» Aim of the task
Read the entries below and pull out each line with the string "label".

» Available data
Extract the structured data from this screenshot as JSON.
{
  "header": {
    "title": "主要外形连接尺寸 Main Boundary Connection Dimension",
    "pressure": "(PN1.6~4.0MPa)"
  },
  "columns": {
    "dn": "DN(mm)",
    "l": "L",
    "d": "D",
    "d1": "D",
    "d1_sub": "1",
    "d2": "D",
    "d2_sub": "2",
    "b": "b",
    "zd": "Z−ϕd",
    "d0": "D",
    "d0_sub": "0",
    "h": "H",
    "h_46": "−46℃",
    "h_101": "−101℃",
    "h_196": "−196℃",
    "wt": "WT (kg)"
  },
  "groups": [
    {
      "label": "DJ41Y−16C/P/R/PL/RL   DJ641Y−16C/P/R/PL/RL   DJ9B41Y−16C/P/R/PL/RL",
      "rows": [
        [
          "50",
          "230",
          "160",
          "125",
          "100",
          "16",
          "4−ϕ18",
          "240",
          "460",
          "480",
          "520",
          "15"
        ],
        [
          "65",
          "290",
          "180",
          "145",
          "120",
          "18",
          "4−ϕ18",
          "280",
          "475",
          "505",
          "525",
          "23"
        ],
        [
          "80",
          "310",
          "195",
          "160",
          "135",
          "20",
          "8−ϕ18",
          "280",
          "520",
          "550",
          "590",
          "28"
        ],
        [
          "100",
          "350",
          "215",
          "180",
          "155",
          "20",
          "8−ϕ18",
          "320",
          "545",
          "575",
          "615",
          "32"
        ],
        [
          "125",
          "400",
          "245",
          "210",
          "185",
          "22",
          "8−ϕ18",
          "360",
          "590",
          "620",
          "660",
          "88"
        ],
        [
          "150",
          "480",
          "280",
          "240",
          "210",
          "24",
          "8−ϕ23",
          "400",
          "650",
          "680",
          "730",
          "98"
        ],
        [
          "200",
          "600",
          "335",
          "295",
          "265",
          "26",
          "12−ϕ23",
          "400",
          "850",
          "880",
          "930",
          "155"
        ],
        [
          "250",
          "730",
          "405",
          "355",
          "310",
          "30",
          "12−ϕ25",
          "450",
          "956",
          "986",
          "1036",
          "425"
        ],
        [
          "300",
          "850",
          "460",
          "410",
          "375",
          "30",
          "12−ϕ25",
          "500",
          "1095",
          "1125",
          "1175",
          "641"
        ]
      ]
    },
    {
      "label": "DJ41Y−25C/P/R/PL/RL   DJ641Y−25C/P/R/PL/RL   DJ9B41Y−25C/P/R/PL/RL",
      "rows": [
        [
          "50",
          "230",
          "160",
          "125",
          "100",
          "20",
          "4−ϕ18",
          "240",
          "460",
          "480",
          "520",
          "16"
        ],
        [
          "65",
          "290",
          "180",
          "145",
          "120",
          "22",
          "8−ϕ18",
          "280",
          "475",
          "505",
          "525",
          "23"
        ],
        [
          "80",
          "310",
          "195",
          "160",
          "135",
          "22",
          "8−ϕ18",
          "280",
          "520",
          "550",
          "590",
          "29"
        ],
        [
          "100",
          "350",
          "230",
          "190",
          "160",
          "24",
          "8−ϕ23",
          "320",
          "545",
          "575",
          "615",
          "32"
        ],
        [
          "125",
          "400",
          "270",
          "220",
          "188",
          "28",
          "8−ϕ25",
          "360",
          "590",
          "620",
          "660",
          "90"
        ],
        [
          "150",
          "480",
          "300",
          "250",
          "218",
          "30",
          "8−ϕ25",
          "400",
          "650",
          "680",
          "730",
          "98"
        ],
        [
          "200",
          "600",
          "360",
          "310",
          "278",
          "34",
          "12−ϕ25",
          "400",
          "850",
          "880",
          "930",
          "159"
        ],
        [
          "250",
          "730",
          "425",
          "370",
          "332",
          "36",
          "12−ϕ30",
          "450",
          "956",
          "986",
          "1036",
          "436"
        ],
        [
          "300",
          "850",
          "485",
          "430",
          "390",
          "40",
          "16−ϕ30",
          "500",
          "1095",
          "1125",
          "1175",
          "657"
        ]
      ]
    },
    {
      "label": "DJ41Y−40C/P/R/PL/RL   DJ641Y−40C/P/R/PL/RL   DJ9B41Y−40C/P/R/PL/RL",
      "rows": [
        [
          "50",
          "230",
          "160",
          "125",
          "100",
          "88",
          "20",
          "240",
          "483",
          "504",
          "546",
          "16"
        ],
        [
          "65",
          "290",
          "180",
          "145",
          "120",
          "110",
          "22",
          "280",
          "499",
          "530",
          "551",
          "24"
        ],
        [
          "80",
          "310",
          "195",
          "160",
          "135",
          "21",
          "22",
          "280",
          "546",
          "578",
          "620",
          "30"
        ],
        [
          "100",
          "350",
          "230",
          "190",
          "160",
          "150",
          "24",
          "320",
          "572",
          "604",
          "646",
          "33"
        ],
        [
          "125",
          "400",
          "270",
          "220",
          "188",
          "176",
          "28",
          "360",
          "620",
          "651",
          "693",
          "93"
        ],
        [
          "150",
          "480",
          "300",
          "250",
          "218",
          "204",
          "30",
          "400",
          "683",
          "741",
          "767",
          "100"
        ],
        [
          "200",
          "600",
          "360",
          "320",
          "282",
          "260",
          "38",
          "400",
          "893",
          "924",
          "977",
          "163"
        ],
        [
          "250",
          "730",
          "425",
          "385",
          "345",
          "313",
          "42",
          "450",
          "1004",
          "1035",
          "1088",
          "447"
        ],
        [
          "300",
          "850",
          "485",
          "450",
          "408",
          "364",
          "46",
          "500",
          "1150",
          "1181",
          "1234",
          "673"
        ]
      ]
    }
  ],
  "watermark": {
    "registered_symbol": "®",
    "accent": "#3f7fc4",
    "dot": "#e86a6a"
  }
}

» Task result
      "label": "DJ41Y−16C/P/R/PL/RL   DJ641Y−16C/P/R/PL/RL   DJ9B41Y−16C/P/R/PL/RL",
      "label": "DJ41Y−25C/P/R/PL/RL   DJ641Y−25C/P/R/PL/RL   DJ9B41Y−25C/P/R/PL/RL",
      "label": "DJ41Y−40C/P/R/PL/RL   DJ641Y−40C/P/R/PL/RL   DJ9B41Y−40C/P/R/PL/RL",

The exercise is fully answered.